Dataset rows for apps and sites
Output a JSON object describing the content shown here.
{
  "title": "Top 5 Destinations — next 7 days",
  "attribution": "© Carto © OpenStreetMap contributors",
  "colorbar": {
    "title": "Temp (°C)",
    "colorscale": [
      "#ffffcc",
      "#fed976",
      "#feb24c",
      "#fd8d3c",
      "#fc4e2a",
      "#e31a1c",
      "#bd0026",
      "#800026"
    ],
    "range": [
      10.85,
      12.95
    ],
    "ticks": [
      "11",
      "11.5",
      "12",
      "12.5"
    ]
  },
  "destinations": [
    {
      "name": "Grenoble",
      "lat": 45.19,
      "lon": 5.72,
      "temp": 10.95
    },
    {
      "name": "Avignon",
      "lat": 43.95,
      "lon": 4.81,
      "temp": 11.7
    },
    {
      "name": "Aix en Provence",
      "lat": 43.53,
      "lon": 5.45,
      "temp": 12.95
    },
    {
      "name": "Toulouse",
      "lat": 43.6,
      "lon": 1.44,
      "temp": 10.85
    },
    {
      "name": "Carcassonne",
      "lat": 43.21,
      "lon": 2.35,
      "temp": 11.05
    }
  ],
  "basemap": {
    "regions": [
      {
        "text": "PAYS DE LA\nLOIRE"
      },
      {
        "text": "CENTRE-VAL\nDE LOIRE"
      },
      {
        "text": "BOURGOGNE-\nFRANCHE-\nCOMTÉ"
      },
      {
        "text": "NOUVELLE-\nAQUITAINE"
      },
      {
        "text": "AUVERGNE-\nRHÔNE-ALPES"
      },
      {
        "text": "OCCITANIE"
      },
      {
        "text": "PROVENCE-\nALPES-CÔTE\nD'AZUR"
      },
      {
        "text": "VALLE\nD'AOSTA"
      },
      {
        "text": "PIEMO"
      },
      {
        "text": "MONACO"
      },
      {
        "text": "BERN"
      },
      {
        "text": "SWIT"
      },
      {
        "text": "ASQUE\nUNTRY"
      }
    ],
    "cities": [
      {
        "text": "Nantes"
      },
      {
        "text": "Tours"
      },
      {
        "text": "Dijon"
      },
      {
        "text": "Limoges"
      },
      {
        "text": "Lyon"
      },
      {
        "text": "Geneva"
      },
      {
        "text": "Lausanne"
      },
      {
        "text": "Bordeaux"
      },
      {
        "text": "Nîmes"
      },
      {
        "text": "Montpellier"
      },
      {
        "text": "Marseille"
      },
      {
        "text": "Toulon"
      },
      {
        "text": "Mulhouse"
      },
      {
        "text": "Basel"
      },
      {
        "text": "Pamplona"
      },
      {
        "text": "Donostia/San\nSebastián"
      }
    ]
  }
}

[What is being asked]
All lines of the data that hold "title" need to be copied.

[Response to this exercise]
  "title": "Top 5 Destinations — next 7 days",
    "title": "Temp (°C)",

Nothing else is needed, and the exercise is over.